In a talk from 2015 Andrei Alexandrescu outlines some atrocities of the std::allocator interface, shortly highlighting how it’s not in fact about allocation and proposing a different way of thinking about these allocators that would make them more usable and modular. Or, to quote from the description:
std::allocator has an inglorious past, murky present, and cheerless future. STL introduced allocators as a stop gap for the now antiquated segmented memory models of the 1990s. Their design was limited and in many ways wasn’t even aiming at helping allocation that much. Because allocators were there, they simply continued being there, up to the point they became impossible to either uproot or make work, in spite of valiant effort spent by the community.
This talk discusses the full design of a memory allocator created from first principles. It is generic, componentized, and composable for supporting application-specific allocation patterns.
Ever since I watched that talk I have expected some kind of proposal to follow from it, since the idea seemed so sound and usable. I’ve had to work with std::allocator in the past and it made me understand the need for C++20 concepts for the first time when my screen screamed at me in candidate function not viable.

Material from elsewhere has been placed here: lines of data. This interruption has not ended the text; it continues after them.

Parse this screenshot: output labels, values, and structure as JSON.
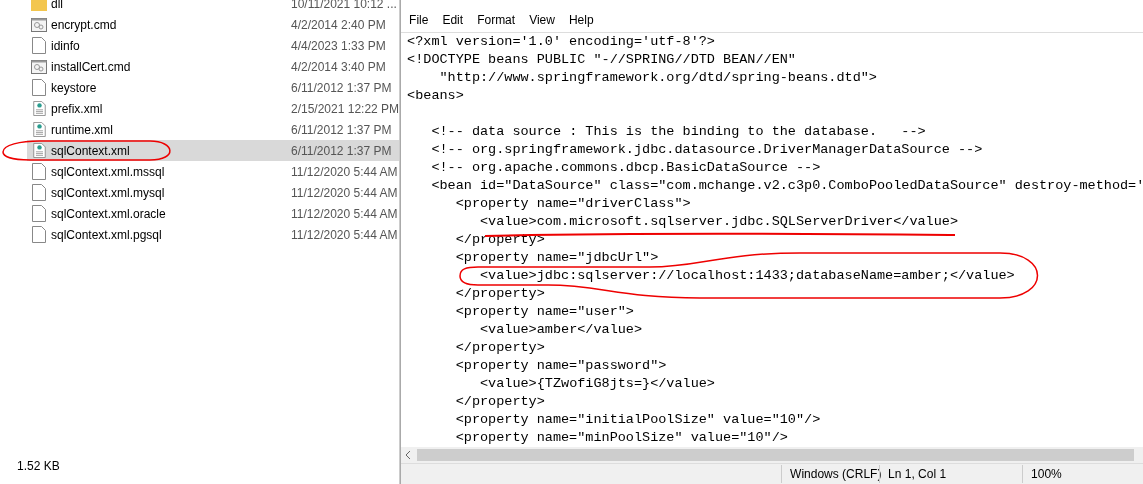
{
  "explorer": {
    "files": [
      {
        "name": "dll",
        "date": "10/11/2021 10:12 ...",
        "kind": "folder",
        "selected": false
      },
      {
        "name": "encrypt.cmd",
        "date": "4/2/2014 2:40 PM",
        "kind": "cmd",
        "selected": false
      },
      {
        "name": "idinfo",
        "date": "4/4/2023 1:33 PM",
        "kind": "file",
        "selected": false
      },
      {
        "name": "installCert.cmd",
        "date": "4/2/2014 3:40 PM",
        "kind": "cmd",
        "selected": false
      },
      {
        "name": "keystore",
        "date": "6/11/2012 1:37 PM",
        "kind": "file",
        "selected": false
      },
      {
        "name": "prefix.xml",
        "date": "2/15/2021 12:22 PM",
        "kind": "xml",
        "selected": false
      },
      {
        "name": "runtime.xml",
        "date": "6/11/2012 1:37 PM",
        "kind": "xml",
        "selected": false
      },
      {
        "name": "sqlContext.xml",
        "date": "6/11/2012 1:37 PM",
        "kind": "xml",
        "selected": true
      },
      {
        "name": "sqlContext.xml.mssql",
        "date": "11/12/2020 5:44 AM",
        "kind": "file",
        "selected": false
      },
      {
        "name": "sqlContext.xml.mysql",
        "date": "11/12/2020 5:44 AM",
        "kind": "file",
        "selected": false
      },
      {
        "name": "sqlContext.xml.oracle",
        "date": "11/12/2020 5:44 AM",
        "kind": "file",
        "selected": false
      },
      {
        "name": "sqlContext.xml.pgsql",
        "date": "11/12/2020 5:44 AM",
        "kind": "file",
        "selected": false
      }
    ],
    "status_bar": {
      "size": "1.52 KB"
    }
  },
  "notepad": {
    "menu": [
      "File",
      "Edit",
      "Format",
      "View",
      "Help"
    ],
    "lines": [
      "<?xml version='1.0' encoding='utf-8'?>",
      "<!DOCTYPE beans PUBLIC \"-//SPRING//DTD BEAN//EN\"",
      "    \"http://www.springframework.org/dtd/spring-beans.dtd\">",
      "<beans>"
    ],
    "body_lines": [
      "   <!-- data source : This is the binding to the database.   -->",
      "   <!-- org.springframework.jdbc.datasource.DriverManagerDataSource -->",
      "   <!-- org.apache.commons.dbcp.BasicDataSource -->",
      "   <bean id=\"DataSource\" class=\"com.mchange.v2.c3p0.ComboPooledDataSource\" destroy-method='",
      "      <property name=\"driverClass\">",
      "         <value>com.microsoft.sqlserver.jdbc.SQLServerDriver</value>",
      "      </property>",
      "      <property name=\"jdbcUrl\">",
      "         <value>jdbc:sqlserver://localhost:1433;databaseName=amber;</value>",
      "      </property>",
      "      <property name=\"user\">",
      "         <value>amber</value>",
      "      </property>",
      "      <property name=\"password\">",
      "         <value>{TZwofiG8jts=}</value>",
      "      </property>",
      "      <property name=\"initialPoolSize\" value=\"10\"/>",
      "      <property name=\"minPoolSize\" value=\"10\"/>"
    ],
    "status_bar": {
      "line_ending": "Windows (CRLF)",
      "position": "Ln 1, Col 1",
      "zoom": "100%"
    }
  }
}
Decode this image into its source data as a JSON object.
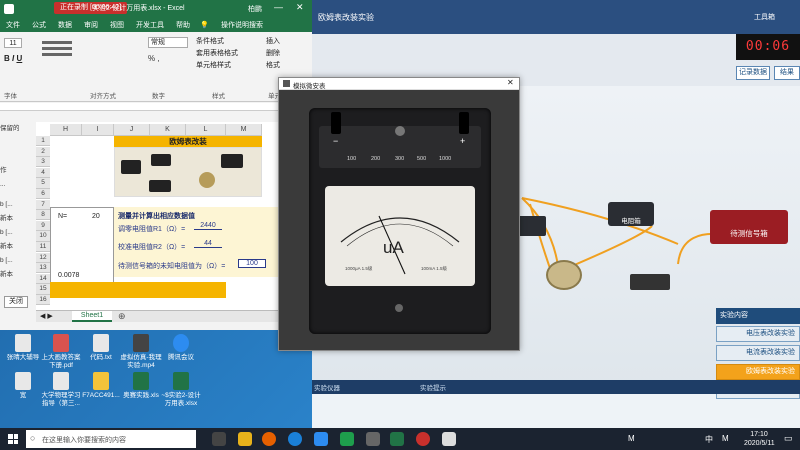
{
  "recording_badge": "正在录制 [00:06:42]",
  "excel": {
    "title": "实验2-设计万用表.xlsx - Excel",
    "user": "柏鹏",
    "tell_me": "操作说明搜索",
    "tabs": [
      "文件",
      "公式",
      "数据",
      "审阅",
      "视图",
      "开发工具",
      "帮助"
    ],
    "font_size": "11",
    "number_format": "常规",
    "ribbon_items": [
      "条件格式",
      "套用表格格式",
      "单元格样式",
      "插入",
      "删除",
      "格式"
    ],
    "ribbon_groups": [
      "字体",
      "对齐方式",
      "数字",
      "样式",
      "单元格"
    ],
    "col_headers": [
      "H",
      "I",
      "J",
      "K",
      "L",
      "M"
    ],
    "row_numbers": [
      "1",
      "2",
      "3",
      "4",
      "5",
      "6",
      "7",
      "8",
      "9",
      "10",
      "11",
      "12",
      "13",
      "14",
      "15",
      "16"
    ],
    "sheet_tab": "Sheet1",
    "left_labels": [
      "保留的",
      "作",
      "...",
      "b [...",
      "新本",
      "b [...",
      "新本",
      "b [...",
      "新本"
    ],
    "table_title": "欧姆表改装",
    "n_label": "N=",
    "n_value": "20",
    "h15_value": "0.0078",
    "section_title": "测量并计算出相应数据值",
    "r1_label": "调零电阻值R1（Ω）=",
    "r1_value": "2440",
    "r2_label": "校准电阻值R2（Ω）=",
    "r2_value": "44",
    "rx_label": "待测信号箱的未知电阻值为（Ω）=",
    "rx_value": "100",
    "close_label": "关闭"
  },
  "meter_dialog": {
    "title": "模拟微安表",
    "unit": "uA",
    "terminals": [
      "100",
      "200",
      "300",
      "500",
      "1000"
    ],
    "polarity_minus": "−",
    "polarity_plus": "+",
    "scale_left": "1000μA 1.5级",
    "scale_right": "100mA 1.5级"
  },
  "sim": {
    "title": "欧姆表改装实验",
    "tool_label": "工具箱",
    "timer": "00:06",
    "buttons": [
      "记录数据",
      "结果"
    ],
    "device_labels": [
      "电阻箱",
      "待测信号箱"
    ],
    "experiment_panel_title": "实验内容",
    "experiments": [
      "电压表改装实验",
      "电流表改装实验",
      "欧姆表改装实验",
      "万用表设计实验"
    ],
    "active_experiment": 2,
    "bottom_tabs": [
      "实验仪器",
      "实验提示"
    ]
  },
  "desktop_icons": [
    "张晴大辅导",
    "上大画教答案下册.pdf",
    "代码.txt",
    "虚拟仿真-我理实验.mp4",
    "腾讯会议",
    "宽",
    "大学物理学习指导（第三...",
    "F7ACC491...",
    "奥赛实践.xls",
    "~$实验2-设计万用表.xlsx"
  ],
  "taskbar": {
    "search_placeholder": "在这里输入你要搜索的内容",
    "time": "17:10",
    "date": "2020/5/11",
    "ime": "中",
    "ime_mode": "M"
  },
  "colors": {
    "excel_green": "#217346",
    "accent_yellow": "#f5b400",
    "active_experiment": "#f3a21b",
    "wire_orange": "#f0a020"
  }
}
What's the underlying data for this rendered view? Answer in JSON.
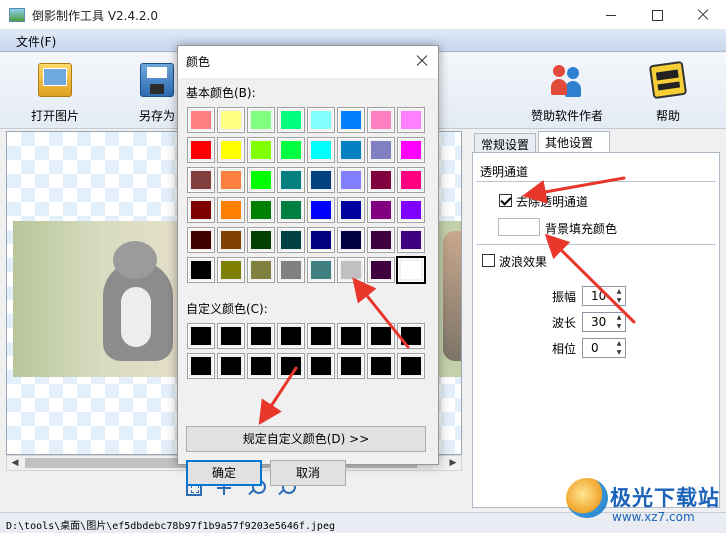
{
  "window": {
    "title": "倒影制作工具 V2.4.2.0"
  },
  "menu": {
    "file": "文件(F)"
  },
  "toolbar": {
    "open_label": "打开图片",
    "save_as_label": "另存为",
    "sponsor_label": "赞助软件作者",
    "help_label": "帮助"
  },
  "tabs": {
    "general": "常规设置",
    "other": "其他设置"
  },
  "settings": {
    "transparency_group": "透明通道",
    "remove_alpha_label": "去除透明通道",
    "remove_alpha_checked": true,
    "bg_fill_label": "背景填充颜色",
    "bg_fill_color": "#ffffff",
    "wave_label": "波浪效果",
    "wave_checked": false,
    "amplitude_label": "振幅",
    "amplitude_value": "10",
    "wavelength_label": "波长",
    "wavelength_value": "30",
    "phase_label": "相位",
    "phase_value": "0"
  },
  "status": {
    "path": "D:\\tools\\桌面\\图片\\ef5dbdebc78b97f1b9a57f9203e5646f.jpeg"
  },
  "dialog": {
    "title": "颜色",
    "basic_colors_label": "基本颜色(B):",
    "custom_colors_label": "自定义颜色(C):",
    "define_custom_button": "规定自定义颜色(D) >>",
    "ok_button": "确定",
    "cancel_button": "取消",
    "selected_index": 47,
    "basic_colors": [
      "#ff8080",
      "#ffff80",
      "#80ff80",
      "#00ff80",
      "#80ffff",
      "#0080ff",
      "#ff80c0",
      "#ff80ff",
      "#ff0000",
      "#ffff00",
      "#80ff00",
      "#00ff40",
      "#00ffff",
      "#0080c0",
      "#8080c0",
      "#ff00ff",
      "#804040",
      "#ff8040",
      "#00ff00",
      "#008080",
      "#004080",
      "#8080ff",
      "#800040",
      "#ff0080",
      "#800000",
      "#ff8000",
      "#008000",
      "#008040",
      "#0000ff",
      "#0000a0",
      "#800080",
      "#8000ff",
      "#400000",
      "#804000",
      "#004000",
      "#004040",
      "#000080",
      "#000040",
      "#400040",
      "#400080",
      "#000000",
      "#808000",
      "#808040",
      "#808080",
      "#408080",
      "#c0c0c0",
      "#400040",
      "#ffffff"
    ],
    "custom_colors": [
      "#000000",
      "#000000",
      "#000000",
      "#000000",
      "#000000",
      "#000000",
      "#000000",
      "#000000",
      "#000000",
      "#000000",
      "#000000",
      "#000000",
      "#000000",
      "#000000",
      "#000000",
      "#000000"
    ]
  },
  "watermark": {
    "name": "极光下载站",
    "url": "www.xz7.com"
  },
  "colors": {
    "accent": "#0078d7",
    "arrow": "#e8362a",
    "menubar": "#c8d7ee"
  }
}
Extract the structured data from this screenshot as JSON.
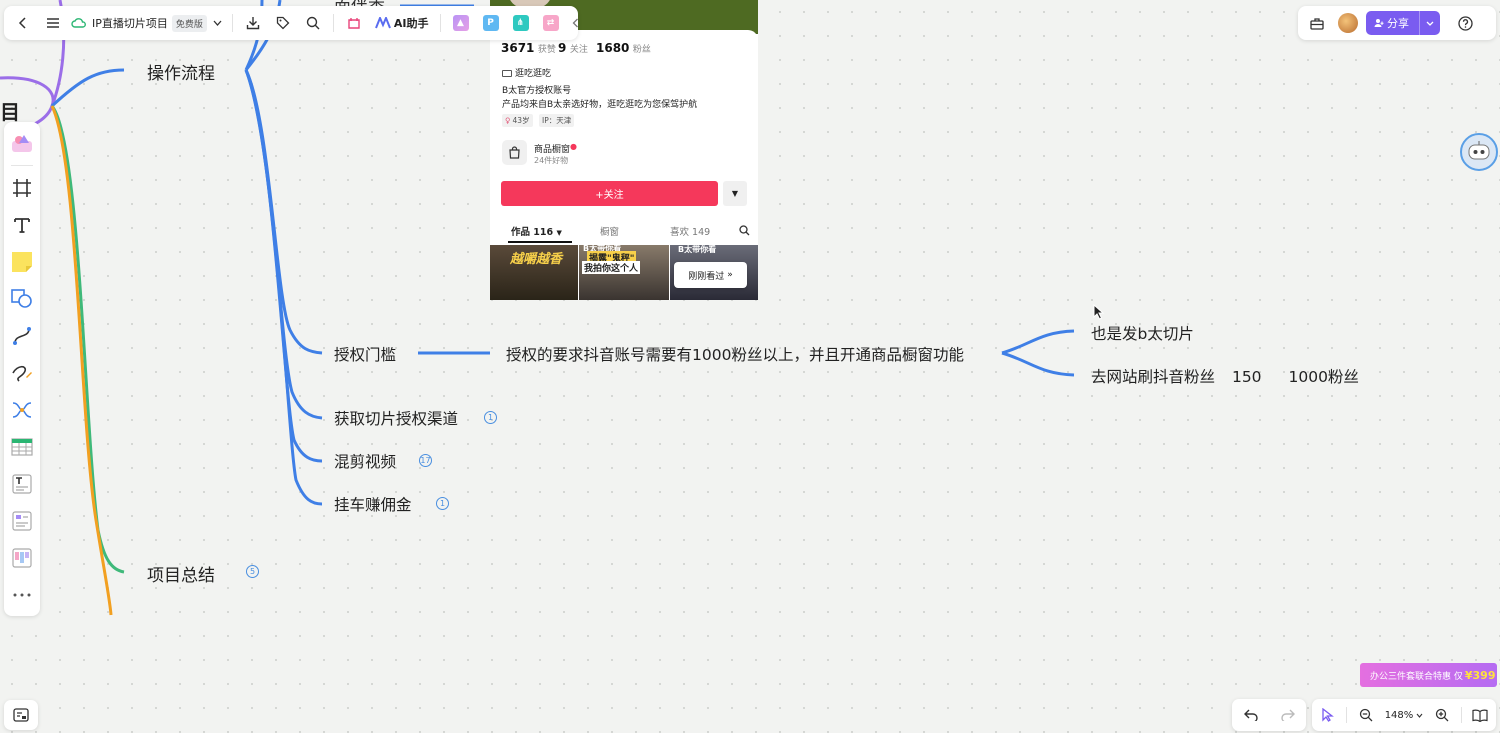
{
  "toolbar": {
    "project_title": "IP直播切片项目",
    "plan_badge": "免费版",
    "ai_label": "AI助手",
    "app_p_label": "P"
  },
  "topright": {
    "share_label": "分享"
  },
  "mindmap": {
    "root_fragment": "目",
    "top_fragment": "面伴香",
    "nodes": {
      "process": "操作流程",
      "auth_threshold": "授权门槛",
      "auth_requirement": "授权的要求抖音账号需要有1000粉丝以上，并且开通商品橱窗功能",
      "also_clips": "也是发b太切片",
      "buy_fans_prefix": "去网站刷抖音粉丝",
      "buy_fans_price": "150",
      "buy_fans_amount": "1000粉丝",
      "get_channel": "获取切片授权渠道",
      "mix_edit": "混剪视频",
      "commission": "挂车赚佣金",
      "summary": "项目总结"
    },
    "counts": {
      "get_channel": "1",
      "mix_edit": "17",
      "commission": "1",
      "summary": "5"
    },
    "colors": {
      "purple": "#9b6ee8",
      "blue": "#3f7fe6",
      "green": "#3fb97a",
      "orange": "#f2a021"
    }
  },
  "phone": {
    "likes_num": "3671",
    "likes_label": "获赞",
    "follow_num": "9",
    "follow_label": "关注",
    "fans_num": "1680",
    "fans_label": "粉丝",
    "account_tag": "逛吃逛吃",
    "bio_line1": "B太官方授权账号",
    "bio_line2": "产品均来自B太亲选好物，逛吃逛吃为您保驾护航",
    "chip_age": "43岁",
    "chip_ip": "IP：天津",
    "shop_title": "商品橱窗",
    "shop_sub": "24件好物",
    "follow_button": "+关注",
    "tab_works": "作品 116",
    "tab_window": "橱窗",
    "tab_likes": "喜欢 149",
    "thumb1_text": "越嚼越香",
    "thumb2_top": "B太带你看",
    "thumb2_mid": "揭露\"鬼秤\"",
    "thumb2_bot": "我拍你这个人",
    "thumb3_text": "B太带你看",
    "recent_button": "刚刚看过"
  },
  "bottom": {
    "zoom_level": "148%"
  },
  "promo": {
    "text": "办公三件套联合特惠 仅",
    "price": "¥399"
  }
}
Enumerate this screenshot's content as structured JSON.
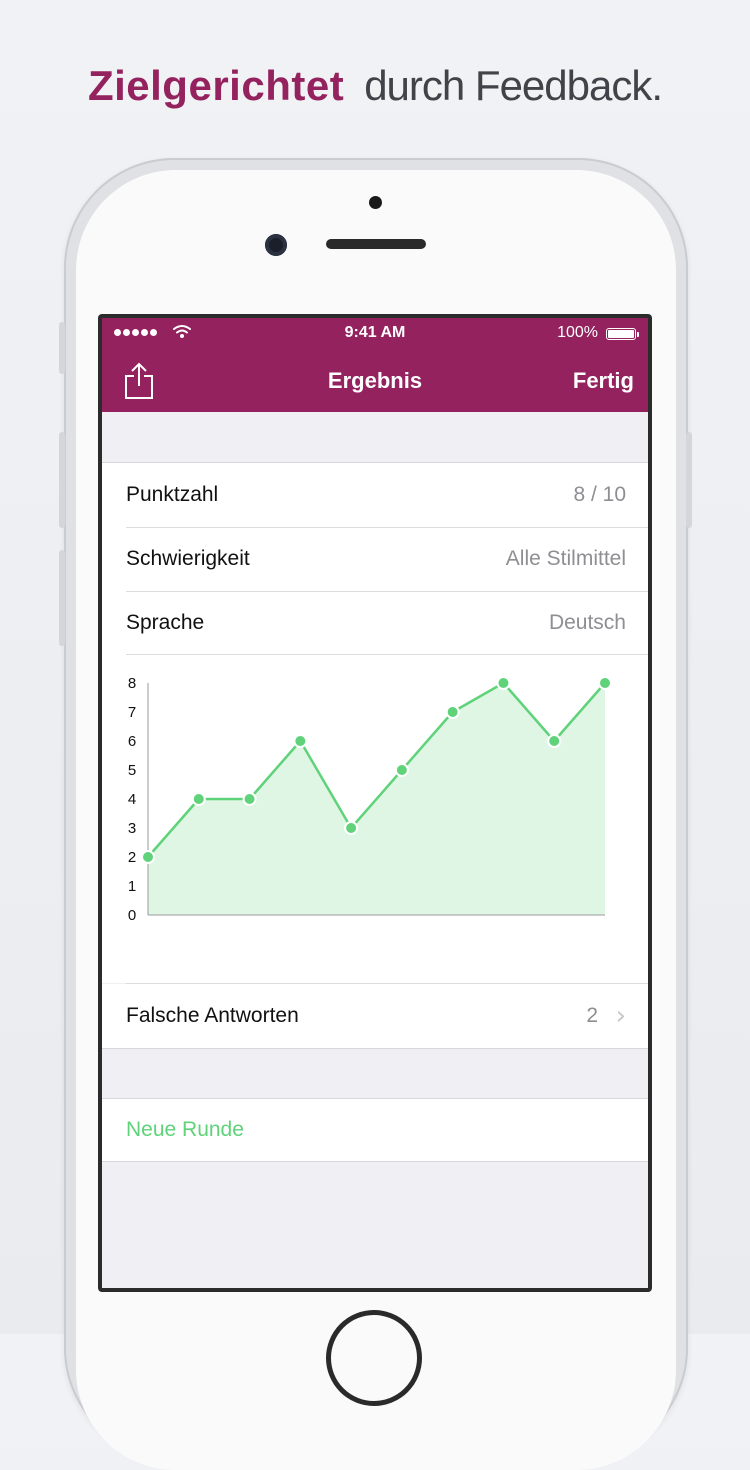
{
  "headline": {
    "bold": "Zielgerichtet",
    "light": "durch Feedback."
  },
  "status_bar": {
    "time": "9:41 AM",
    "battery": "100%"
  },
  "nav": {
    "title": "Ergebnis",
    "done": "Fertig",
    "share_icon": "share-icon"
  },
  "info_rows": [
    {
      "label": "Punktzahl",
      "value": "8 / 10"
    },
    {
      "label": "Schwierigkeit",
      "value": "Alle Stilmittel"
    },
    {
      "label": "Sprache",
      "value": "Deutsch"
    }
  ],
  "chart_data": {
    "type": "area",
    "x": [
      1,
      2,
      3,
      4,
      5,
      6,
      7,
      8,
      9,
      10
    ],
    "values": [
      2,
      4,
      4,
      6,
      3,
      5,
      7,
      8,
      6,
      8
    ],
    "yticks": [
      "0",
      "1",
      "2",
      "3",
      "4",
      "5",
      "6",
      "7",
      "8"
    ],
    "ylim": [
      0,
      8
    ],
    "grid": false,
    "line_color": "#5fd27a",
    "fill_color": "#dff6e5"
  },
  "wrong_answers": {
    "label": "Falsche Antworten",
    "value": "2"
  },
  "new_round": {
    "label": "Neue Runde"
  },
  "colors": {
    "accent": "#93225e",
    "green": "#5fd27a"
  }
}
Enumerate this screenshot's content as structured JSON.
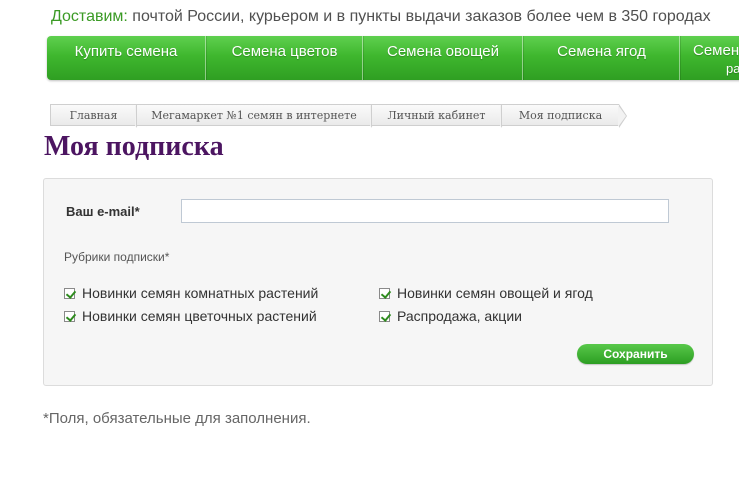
{
  "delivery": {
    "highlight": "Доставим:",
    "text": "почтой России, курьером и в пункты выдачи заказов более чем в 350 городах"
  },
  "nav": {
    "items": [
      {
        "label": "Купить семена"
      },
      {
        "label": "Семена цветов"
      },
      {
        "label": "Семена овощей"
      },
      {
        "label": "Семена ягод"
      },
      {
        "label": "Семена",
        "label_line2": "ра"
      }
    ]
  },
  "breadcrumb": [
    {
      "label": "Главная"
    },
    {
      "label": "Мегамаркет №1 семян в интернете"
    },
    {
      "label": "Личный кабинет"
    },
    {
      "label": "Моя подписка"
    }
  ],
  "page": {
    "title": "Моя подписка"
  },
  "form": {
    "email_label": "Ваш e-mail*",
    "email_value": "",
    "rubrics_label": "Рубрики подписки*",
    "checkboxes": [
      {
        "label": "Новинки семян комнатных растений",
        "checked": true
      },
      {
        "label": "Новинки семян овощей и ягод",
        "checked": true
      },
      {
        "label": "Новинки семян цветочных растений",
        "checked": true
      },
      {
        "label": "Распродажа, акции",
        "checked": true
      }
    ],
    "save_label": "Сохранить"
  },
  "footnote": "*Поля, обязательные для заполнения.",
  "colors": {
    "nav_green": "#3fb72e",
    "title_purple": "#4c1561",
    "delivery_green": "#3a9a24",
    "button_green": "#2c9e22"
  }
}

But nothing seems to have come from it? Has it been decided somewhere that concepts would be sufficient to at least mediate the symptoms of std::allocator (if so, where/when?) or is it a backwards-compatibility problem? Is something related to this on the roadmap for a future C++ version?
Source: Windows Questions C++